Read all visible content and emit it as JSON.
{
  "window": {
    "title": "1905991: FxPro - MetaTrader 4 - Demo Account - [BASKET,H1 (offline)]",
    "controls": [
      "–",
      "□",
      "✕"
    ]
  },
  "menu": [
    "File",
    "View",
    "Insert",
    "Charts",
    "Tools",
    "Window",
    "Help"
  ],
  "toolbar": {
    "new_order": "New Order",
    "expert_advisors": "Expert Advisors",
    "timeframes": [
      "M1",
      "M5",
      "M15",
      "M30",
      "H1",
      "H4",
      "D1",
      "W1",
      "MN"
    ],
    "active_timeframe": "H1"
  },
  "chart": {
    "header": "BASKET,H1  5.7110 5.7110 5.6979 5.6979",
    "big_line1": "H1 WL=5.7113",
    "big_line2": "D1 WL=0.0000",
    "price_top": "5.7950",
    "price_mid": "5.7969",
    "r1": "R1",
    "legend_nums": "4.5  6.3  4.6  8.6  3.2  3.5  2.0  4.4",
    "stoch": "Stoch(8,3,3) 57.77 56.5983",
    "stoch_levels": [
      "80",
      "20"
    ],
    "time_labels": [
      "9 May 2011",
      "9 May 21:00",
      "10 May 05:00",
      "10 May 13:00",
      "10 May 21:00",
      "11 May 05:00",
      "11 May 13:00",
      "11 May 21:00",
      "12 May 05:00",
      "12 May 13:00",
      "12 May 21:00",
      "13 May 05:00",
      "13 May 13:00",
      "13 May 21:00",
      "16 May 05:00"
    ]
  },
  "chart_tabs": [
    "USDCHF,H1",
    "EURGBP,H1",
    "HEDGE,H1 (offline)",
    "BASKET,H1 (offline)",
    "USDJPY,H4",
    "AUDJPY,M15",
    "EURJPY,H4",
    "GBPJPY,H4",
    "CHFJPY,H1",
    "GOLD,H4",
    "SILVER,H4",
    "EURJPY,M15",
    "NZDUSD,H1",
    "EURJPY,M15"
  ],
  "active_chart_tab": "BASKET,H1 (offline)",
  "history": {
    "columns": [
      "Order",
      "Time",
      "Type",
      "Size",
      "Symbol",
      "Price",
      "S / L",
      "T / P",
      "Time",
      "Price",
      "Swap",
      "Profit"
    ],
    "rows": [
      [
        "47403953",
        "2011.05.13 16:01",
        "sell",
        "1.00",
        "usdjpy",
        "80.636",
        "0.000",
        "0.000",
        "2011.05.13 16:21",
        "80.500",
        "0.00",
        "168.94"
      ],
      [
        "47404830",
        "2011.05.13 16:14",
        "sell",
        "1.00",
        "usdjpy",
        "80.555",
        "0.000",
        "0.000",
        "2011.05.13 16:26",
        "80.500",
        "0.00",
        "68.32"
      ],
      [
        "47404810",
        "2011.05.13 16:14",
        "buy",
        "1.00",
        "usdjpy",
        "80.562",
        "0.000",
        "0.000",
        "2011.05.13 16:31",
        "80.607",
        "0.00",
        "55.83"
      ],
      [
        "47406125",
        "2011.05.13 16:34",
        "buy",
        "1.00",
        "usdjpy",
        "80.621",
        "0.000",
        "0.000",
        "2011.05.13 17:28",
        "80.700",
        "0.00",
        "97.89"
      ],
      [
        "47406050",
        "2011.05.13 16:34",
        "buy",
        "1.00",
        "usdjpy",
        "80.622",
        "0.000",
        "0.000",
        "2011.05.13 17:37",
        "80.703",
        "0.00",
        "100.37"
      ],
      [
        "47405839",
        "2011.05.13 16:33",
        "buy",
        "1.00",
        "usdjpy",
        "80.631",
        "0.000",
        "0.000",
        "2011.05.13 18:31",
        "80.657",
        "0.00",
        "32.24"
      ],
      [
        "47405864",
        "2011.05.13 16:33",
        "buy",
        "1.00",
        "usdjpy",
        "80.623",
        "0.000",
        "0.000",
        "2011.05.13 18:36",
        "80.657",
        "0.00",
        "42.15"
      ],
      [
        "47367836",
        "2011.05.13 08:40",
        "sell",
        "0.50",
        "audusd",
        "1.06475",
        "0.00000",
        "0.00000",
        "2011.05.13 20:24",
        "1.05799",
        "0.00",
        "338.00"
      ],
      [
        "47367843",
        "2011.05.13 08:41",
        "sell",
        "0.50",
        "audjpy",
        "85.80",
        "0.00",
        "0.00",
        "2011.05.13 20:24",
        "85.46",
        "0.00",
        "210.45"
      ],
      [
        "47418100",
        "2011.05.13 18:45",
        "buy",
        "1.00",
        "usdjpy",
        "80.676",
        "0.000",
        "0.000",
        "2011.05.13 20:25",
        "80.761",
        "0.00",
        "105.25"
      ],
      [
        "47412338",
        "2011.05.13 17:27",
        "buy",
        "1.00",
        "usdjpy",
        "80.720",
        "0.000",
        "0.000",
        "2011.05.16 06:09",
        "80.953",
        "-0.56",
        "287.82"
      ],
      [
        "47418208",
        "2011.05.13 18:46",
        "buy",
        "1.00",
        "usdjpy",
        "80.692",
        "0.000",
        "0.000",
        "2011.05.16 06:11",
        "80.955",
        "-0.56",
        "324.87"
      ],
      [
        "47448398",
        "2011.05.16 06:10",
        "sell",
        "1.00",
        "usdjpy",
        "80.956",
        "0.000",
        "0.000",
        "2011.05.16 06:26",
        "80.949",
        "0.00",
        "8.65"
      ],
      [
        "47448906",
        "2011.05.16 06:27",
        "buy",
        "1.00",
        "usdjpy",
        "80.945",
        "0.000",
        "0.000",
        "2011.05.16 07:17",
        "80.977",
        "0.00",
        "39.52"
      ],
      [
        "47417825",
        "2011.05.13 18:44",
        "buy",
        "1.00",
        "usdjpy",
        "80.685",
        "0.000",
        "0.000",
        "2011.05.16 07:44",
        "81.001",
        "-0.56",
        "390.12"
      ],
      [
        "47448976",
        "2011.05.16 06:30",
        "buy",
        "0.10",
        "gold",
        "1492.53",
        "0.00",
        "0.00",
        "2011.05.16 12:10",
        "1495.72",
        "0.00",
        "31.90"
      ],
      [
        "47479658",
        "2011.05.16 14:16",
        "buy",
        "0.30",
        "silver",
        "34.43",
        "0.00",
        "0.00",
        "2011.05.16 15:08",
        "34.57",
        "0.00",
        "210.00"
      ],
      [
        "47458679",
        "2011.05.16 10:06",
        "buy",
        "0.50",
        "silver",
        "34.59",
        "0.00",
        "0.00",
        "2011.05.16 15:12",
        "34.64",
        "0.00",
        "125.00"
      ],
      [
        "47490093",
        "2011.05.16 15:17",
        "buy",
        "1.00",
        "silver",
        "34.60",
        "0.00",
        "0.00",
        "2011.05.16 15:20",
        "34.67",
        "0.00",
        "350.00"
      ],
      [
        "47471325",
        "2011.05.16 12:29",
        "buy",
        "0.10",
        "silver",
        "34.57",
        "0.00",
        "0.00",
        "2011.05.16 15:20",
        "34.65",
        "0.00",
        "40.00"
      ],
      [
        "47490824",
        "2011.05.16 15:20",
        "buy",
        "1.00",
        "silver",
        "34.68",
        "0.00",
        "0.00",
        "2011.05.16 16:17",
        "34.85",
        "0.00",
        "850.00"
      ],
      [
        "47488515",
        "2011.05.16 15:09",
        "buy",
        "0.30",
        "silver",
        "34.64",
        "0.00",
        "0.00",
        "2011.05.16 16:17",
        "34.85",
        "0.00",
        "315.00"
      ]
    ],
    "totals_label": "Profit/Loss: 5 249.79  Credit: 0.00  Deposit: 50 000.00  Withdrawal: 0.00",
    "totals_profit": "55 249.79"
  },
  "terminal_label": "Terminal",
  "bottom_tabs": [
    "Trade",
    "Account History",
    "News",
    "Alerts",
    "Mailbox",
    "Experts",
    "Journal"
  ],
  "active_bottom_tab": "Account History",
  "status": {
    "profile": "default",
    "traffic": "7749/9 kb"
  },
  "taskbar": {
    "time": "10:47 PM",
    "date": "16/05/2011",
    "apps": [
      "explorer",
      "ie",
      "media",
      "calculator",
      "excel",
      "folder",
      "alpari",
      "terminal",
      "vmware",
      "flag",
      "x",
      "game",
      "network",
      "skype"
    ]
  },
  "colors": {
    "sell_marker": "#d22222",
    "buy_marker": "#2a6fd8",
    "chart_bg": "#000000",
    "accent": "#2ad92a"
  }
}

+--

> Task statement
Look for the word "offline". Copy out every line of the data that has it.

> Task output
    "title": "1905991: FxPro - MetaTrader 4 - Demo Account - [BASKET,H1 (offline)]",
    "HEDGE,H1 (offline)",
    "BASKET,H1 (offline)",
  "active_chart_tab": "BASKET,H1 (offline)",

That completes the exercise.